Fair Trade

Fair Trade is probably the most popular ethical label. You may have seen the round blue and green logo on lots of products: coffee, bananas, tea, and maybe even sports balls. The goal of the label is to improve the lives of the poor in developing countries by offering better trading terms to producers and helping them to organize. In exchange, to obtain the Fair Trade certification, farmers need to adhere to a list of environmental and labor standards.

Although Fair Trade-certified products still comprise a small share of the market, growth has been very rapid over the past decade. In 2014 alone, world sales of Fair Trade products were more than $6.5 billion and around 1.5 million farmers were part of a Fair Trade organization.

My research with Nathan Nunn asks whether Fair Trade actually works in delivering on its promise of alleviating poverty and building institutions. 

The Impacts of Fair Trade Certification: Evidence from Coffee Producers in Costa Rica (with Nathan Nunn). Working paper.

In this paper, we estimate the effects of Fair Trade (FT) certification on coffee producers in Costa Rica and find that  FT certification is associated with higher export prices, equal to approximately 4 cents per pound. Linking the producer-level information on FT certification to individual-level survey data, we find that FT certification increases income, but only for skilled coffee growers and farm owners. We find no evidence that many workers, including unskilled seasonal coffee pickers, benefit from certification.

Data sources:

The Economics of Fair Trade (with Nathan Nunn and Daniele Giovannucci)

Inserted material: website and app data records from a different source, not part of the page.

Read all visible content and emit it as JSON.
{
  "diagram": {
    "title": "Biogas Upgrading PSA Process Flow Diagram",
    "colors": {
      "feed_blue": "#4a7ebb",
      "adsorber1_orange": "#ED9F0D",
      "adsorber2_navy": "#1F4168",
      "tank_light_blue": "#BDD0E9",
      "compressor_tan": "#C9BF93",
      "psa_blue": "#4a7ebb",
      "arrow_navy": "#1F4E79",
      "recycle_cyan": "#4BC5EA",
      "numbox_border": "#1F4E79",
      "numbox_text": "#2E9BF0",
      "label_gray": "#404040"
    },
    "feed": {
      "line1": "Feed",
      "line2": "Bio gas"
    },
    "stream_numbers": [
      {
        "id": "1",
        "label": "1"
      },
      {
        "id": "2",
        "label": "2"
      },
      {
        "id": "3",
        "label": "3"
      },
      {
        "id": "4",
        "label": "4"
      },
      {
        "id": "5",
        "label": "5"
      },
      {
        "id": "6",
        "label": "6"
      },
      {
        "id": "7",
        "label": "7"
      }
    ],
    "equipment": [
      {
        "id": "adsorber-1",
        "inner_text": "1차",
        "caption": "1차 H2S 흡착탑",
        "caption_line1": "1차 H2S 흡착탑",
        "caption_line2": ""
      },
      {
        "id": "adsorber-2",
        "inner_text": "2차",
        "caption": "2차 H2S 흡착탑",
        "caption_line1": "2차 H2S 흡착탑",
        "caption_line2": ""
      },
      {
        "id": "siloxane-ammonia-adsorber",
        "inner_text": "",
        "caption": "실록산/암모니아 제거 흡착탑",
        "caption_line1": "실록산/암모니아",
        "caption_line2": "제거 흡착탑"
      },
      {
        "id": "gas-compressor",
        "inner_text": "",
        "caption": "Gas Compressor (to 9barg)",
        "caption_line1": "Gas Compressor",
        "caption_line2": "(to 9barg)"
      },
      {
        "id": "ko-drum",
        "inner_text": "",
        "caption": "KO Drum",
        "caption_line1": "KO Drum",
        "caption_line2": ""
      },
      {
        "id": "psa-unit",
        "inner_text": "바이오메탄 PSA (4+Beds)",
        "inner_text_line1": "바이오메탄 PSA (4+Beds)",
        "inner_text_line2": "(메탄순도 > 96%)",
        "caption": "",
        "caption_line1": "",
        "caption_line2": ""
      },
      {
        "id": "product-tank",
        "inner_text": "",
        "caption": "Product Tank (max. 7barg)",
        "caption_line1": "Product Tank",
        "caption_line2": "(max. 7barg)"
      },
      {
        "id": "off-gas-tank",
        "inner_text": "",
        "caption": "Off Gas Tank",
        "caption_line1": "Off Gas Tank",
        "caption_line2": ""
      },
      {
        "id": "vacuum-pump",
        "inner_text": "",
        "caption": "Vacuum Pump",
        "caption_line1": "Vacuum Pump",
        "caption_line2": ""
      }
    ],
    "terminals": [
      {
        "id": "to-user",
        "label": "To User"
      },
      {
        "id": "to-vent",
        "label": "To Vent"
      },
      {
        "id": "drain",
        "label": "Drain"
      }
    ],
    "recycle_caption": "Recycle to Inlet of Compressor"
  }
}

We provide an overview of the primary requirements of Fair Trade, as well as the potential benefits and pitfalls from a theoretical and practical point of view. We also discuss the empirical evidence for whether Fair Trade is successful in accomplishing its goals of helping lift Fair Trade certified farmers out of poverty, providing stability, and encouraging farmers to engage in environmentally-responsible production.